How to deal with gluts of fruit

Love your gluts: fruit

Are you inundated with home-grown fruit and don’t know what to do with it all? Then check out our wide range of projects for preserving and storing your crops, and try our selection of delicious recipes from BBC Good Food.


Apples Late-cropping apples tend to store better than earlies. Make sure you choose unblemished fruit and place them in clear plastic bags (make a few pinholes first), or wrap them individually in newspaper, and store in a cool, frost-free place. They should keep for several months, but check regularly for signs of rotting. Stewed apple freezes well, and you can also press surplus apples and freeze the juice.



Raspberries Raspberries can be frozen if you spread them out on a dish to open freeze – you can then store them in a box or bag for up to six months. Strawberries do not freeze well, and if you are lucky enough to have a glut, they are best made into jam.



Cherries Cherries will keep for a few days in the fridge – store them unwashed and wash just before using. They freeze well – it is a good idea to remove the stones before freezing as this task will be harder on softer, defrosted cherries. They can also be lightly poached with a little sugar before freezing.



Currants You can store unwashed bunches of black, red and white currants in the fridge for up to five days. They also freeze well – remove the stalks first and open freeze on a tray before packing into bags or containers. Use gluts of currants to make jams and jellies.



Gooseberries Early, green gooseberries are usually too tart to eat raw, but can be stewed for use in pies, or stewed and then puréed for gooseberry fool.

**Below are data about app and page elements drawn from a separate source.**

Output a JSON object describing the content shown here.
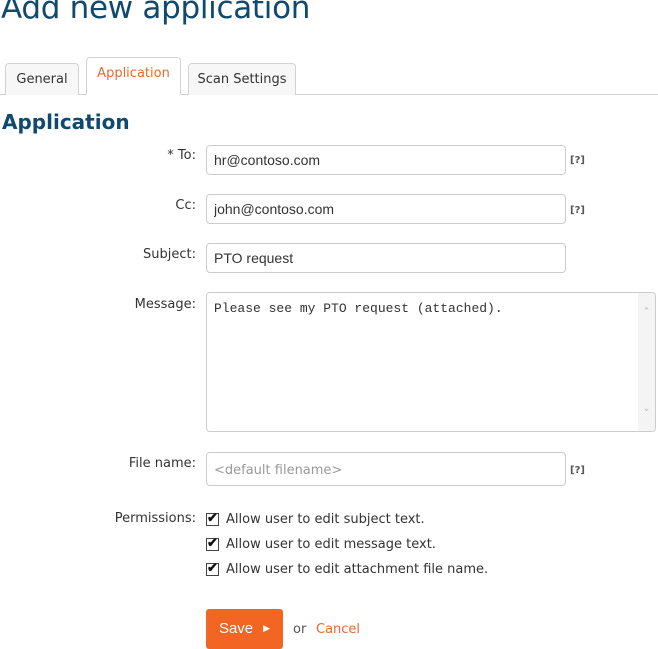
{
  "page": {
    "title": "Add new application"
  },
  "tabs": [
    {
      "label": "General",
      "active": false
    },
    {
      "label": "Application",
      "active": true
    },
    {
      "label": "Scan Settings",
      "active": false
    }
  ],
  "section": {
    "title": "Application"
  },
  "form": {
    "to": {
      "label": "* To:",
      "value": "hr@contoso.com",
      "help": "[?]"
    },
    "cc": {
      "label": "Cc:",
      "value": "john@contoso.com",
      "help": "[?]"
    },
    "subject": {
      "label": "Subject:",
      "value": "PTO request"
    },
    "message": {
      "label": "Message:",
      "value": "Please see my PTO request (attached)."
    },
    "filename": {
      "label": "File name:",
      "value": "",
      "placeholder": "<default filename>",
      "help": "[?]"
    },
    "permissions": {
      "label": "Permissions:",
      "items": [
        {
          "label": "Allow user to edit subject text.",
          "checked": true
        },
        {
          "label": "Allow user to edit message text.",
          "checked": true
        },
        {
          "label": "Allow user to edit attachment file name.",
          "checked": true
        }
      ]
    }
  },
  "actions": {
    "save_label": "Save",
    "or_text": "or",
    "cancel_label": "Cancel"
  },
  "colors": {
    "accent": "#f26522",
    "title": "#0f4a6e",
    "active_tab": "#e8692c"
  }
}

Later fruits, which are ready to harvest in July and August, are often yellow or red, and are sweet enough to eat raw. Gooseberries can be stored in the fridge for up to two weeks and they freeze well. They make delicious jams or chutneys.



Pears Pears will not keep for long, but as they continue to ripen once picked, under-ripe fruits can be kept in a cool place for a few days until fully ripe. Slightly under-ripe pears are also best for cooking as they keep their shape better. If you have a glut of pears, try pressing them and then freezing the juice.


Plums and damsons

Plums Different varieties of plums are grown to eat raw, for cooking, or both. Gluts of plums can be frozen – first halve and stone the plums, then open freeze on a tray if you want them to keep their shape. They can also be bottled or made into plum jam. Damsons are not usually eaten raw in the same way but they make delicious jams or jellies. The fruit can be frozen using the same method as plums.



Rhubarb Rhubarb wilts very quickly and is not worth storing in the fridge for more than a couple of days. If you do keep it in the fridge, don’t strip the leaves as they help to keep it fresh. Rhubarb freezes well, either cut into lengths and blanched, or after it has been cooked. It can also be bottled.


Deal with vegetable gluts

Are you to up to you ears in home-grown carrots, courgettes and potatoes? If so, follow our advice on dealing with vegetable gluts.